  • The cost of the bare minimum food basket needed to sustain a seven-person household in Yemen has more than doubled (142 per cent) since pre-crisis levels - from 17,366 Yemeni Riyals (YER) in 2015 to YER 42,101 now. According to the UN, the composition of a minimum survival food basket in Yemen for 7 persons per month includes 75kg wheat flour, 10kg dry weight beans (red kidney of fava beans), 8 litre vegetable oil (mostly imported), 2.5 kg sugar and 1kg iodized salt.
  • The UN estimates that 17.8 million people in Yemen require emergency food assistance. World Bank data shows Yemen's population as 27.58 million (2016). Based on this, 64.5 per cent (or two-thirds) of the population requires emergency food assistance.
  • USD 1.90 buys YER 1,400 at current rates. In Sanaa, this buys one loaf of bread (YER 500), two cans of beans (YER 600) and six eggs (YER 300). A 5kg sack of rice costs YER 5,000 while a 5kg sack of flour costs between YER 2,500 and YER 3,000. Twenty litres of fuel costs YER 11,500.
  • Last month Save the Children warned that with a 2018 caseload of nearly 400,000 severely malnourished children under five years in Yemen, more than 36,000 children would likely die from extreme hunger this year. For more information read full report here.
  • The humanitarian crisis in Yemen is the worst in the world. Sixty per cent of the country's population is hungry, including 8.4 million acutely food insecure people who do not know where their next meal will come from, and an additional 10 million people who could slip into pre-famine conditions by the end of year unless the conflict ends.
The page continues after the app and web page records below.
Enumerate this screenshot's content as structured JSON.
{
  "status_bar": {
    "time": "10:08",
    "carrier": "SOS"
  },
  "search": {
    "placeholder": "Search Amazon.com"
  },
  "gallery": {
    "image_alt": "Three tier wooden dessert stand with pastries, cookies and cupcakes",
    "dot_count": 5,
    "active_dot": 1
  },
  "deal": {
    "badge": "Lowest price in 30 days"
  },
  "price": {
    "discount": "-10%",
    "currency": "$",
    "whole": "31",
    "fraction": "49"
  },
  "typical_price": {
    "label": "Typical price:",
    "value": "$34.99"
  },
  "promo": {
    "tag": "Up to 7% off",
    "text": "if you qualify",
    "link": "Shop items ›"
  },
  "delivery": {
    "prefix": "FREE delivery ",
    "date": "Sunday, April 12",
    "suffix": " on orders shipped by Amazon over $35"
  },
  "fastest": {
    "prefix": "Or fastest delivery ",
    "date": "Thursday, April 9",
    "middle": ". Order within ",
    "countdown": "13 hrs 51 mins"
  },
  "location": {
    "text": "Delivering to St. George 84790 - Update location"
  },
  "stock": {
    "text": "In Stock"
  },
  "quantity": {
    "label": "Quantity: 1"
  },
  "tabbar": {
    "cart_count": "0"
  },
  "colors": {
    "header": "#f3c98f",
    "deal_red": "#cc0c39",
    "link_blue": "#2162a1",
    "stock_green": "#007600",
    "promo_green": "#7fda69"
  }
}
At least 1.8 million children and 1.1 million pregnant or breastfeeding women are acutely malnourished, including 400,000 children under the age of five who are suffering from severe acute malnutrition.

Average price increase of basic food commodities, pre-crisis to August 2018[1]

Wheat Grains

Wheat Flour

Sugar

Rice

Locally processed Vegetable Oil

Price increase

82%

80.6%

63%

96%

84%